Work order
Word for word, copy the records that follow.

========================================================================

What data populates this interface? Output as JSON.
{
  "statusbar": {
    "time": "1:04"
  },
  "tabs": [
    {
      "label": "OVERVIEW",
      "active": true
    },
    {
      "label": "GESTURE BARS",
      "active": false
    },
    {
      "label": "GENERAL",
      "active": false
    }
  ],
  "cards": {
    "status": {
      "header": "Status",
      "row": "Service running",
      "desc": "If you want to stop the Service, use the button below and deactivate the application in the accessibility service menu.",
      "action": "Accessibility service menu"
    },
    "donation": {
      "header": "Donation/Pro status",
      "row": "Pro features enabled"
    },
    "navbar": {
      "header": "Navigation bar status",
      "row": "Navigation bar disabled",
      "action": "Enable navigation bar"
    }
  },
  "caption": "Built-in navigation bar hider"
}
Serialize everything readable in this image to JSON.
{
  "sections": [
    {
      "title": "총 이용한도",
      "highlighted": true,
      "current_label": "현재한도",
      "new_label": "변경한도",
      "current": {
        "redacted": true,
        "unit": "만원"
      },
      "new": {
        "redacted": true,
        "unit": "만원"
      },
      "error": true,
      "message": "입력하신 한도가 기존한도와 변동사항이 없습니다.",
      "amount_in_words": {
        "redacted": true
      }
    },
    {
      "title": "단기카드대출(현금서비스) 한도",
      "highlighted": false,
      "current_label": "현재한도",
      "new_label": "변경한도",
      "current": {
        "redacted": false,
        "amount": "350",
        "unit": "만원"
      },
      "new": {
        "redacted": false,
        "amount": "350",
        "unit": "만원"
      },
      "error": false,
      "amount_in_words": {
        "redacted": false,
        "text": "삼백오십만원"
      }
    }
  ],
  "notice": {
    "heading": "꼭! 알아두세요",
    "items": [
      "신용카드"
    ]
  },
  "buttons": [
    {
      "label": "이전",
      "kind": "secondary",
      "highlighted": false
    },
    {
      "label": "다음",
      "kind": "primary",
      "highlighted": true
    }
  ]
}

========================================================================

Exercise answer
What data populates this interface? Output as JSON.
{
  "statusbar": {
    "time": "1:04"
  },
  "tabs": [
    {
      "label": "OVERVIEW",
      "active": true
    },
    {
      "label": "GESTURE BARS",
      "active": false
    },
    {
      "label": "GENERAL",
      "active": false
    }
  ],
  "cards": {
    "status": {
      "header": "Status",
      "row": "Service running",
      "desc": "If you want to stop the Service, use the button below and deactivate the application in the accessibility service menu.",
      "action": "Accessibility service menu"
    },
    "donation": {
      "header": "Donation/Pro status",
      "row": "Pro features enabled"
    },
    "navbar": {
      "header": "Navigation bar status",
      "row": "Navigation bar disabled",
      "action": "Enable navigation bar"
    }
  },
  "caption": "Built-in navigation bar hider"
}
Serialize everything readable in this image to JSON.
{
  "sections": [
    {
      "title": "총 이용한도",
      "highlighted": true,
      "current_label": "현재한도",
      "new_label": "변경한도",
      "current": {
        "redacted": true,
        "unit": "만원"
      },
      "new": {
        "redacted": true,
        "unit": "만원"
      },
      "error": true,
      "message": "입력하신 한도가 기존한도와 변동사항이 없습니다.",
      "amount_in_words": {
        "redacted": true
      }
    },
    {
      "title": "단기카드대출(현금서비스) 한도",
      "highlighted": false,
      "current_label": "현재한도",
      "new_label": "변경한도",
      "current": {
        "redacted": false,
        "amount": "350",
        "unit": "만원"
      },
      "new": {
        "redacted": false,
        "amount": "350",
        "unit": "만원"
      },
      "error": false,
      "amount_in_words": {
        "redacted": false,
        "text": "삼백오십만원"
      }
    }
  ],
  "notice": {
    "heading": "꼭! 알아두세요",
    "items": [
      "신용카드"
    ]
  },
  "buttons": [
    {
      "label": "이전",
      "kind": "secondary",
      "highlighted": false
    },
    {
      "label": "다음",
      "kind": "primary",
      "highlighted": true
    }
  ]
}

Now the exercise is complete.